= What is expected =
Where the records hold the string "company", show the whole line it sits on.

= Working data =

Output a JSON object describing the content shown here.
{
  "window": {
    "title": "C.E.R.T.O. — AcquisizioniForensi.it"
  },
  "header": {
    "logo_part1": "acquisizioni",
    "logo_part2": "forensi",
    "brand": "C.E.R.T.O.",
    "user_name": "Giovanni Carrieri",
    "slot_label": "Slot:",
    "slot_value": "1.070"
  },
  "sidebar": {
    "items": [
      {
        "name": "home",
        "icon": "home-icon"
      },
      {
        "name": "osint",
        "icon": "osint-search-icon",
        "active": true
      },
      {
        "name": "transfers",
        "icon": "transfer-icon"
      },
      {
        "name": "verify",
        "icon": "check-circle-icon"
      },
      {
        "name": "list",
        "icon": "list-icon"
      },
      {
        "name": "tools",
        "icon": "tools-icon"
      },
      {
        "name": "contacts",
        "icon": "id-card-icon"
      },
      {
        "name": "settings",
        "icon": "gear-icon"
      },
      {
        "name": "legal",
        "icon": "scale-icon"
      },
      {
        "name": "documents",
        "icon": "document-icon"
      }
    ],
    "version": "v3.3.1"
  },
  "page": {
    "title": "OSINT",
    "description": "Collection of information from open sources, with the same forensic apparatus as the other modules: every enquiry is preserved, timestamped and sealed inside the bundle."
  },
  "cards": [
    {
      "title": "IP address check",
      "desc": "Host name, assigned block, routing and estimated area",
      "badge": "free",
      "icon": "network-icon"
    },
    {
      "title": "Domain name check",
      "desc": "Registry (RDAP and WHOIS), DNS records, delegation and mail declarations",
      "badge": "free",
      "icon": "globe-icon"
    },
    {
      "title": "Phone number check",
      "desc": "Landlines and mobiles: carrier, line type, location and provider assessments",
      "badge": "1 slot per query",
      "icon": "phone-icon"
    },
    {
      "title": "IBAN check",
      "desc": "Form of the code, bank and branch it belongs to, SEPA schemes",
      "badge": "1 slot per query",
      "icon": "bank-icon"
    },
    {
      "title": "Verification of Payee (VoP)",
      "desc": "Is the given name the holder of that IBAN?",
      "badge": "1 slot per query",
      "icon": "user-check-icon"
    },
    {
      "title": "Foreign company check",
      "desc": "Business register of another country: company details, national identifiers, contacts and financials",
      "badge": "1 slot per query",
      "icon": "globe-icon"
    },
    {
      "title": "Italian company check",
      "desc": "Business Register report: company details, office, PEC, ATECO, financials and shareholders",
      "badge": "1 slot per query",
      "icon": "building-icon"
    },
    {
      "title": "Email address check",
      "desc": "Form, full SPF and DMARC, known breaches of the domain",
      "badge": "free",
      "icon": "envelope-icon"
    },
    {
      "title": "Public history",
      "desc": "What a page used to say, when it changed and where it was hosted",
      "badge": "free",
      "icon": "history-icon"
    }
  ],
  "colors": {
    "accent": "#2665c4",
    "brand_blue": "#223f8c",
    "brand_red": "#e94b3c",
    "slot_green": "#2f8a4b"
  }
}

= Task response =
      "title": "Foreign company check",
      "desc": "Business register of another country: company details, national identifiers, contacts and financials",
      "title": "Italian company check",
      "desc": "Business Register report: company details, office, PEC, ATECO, financials and shareholders",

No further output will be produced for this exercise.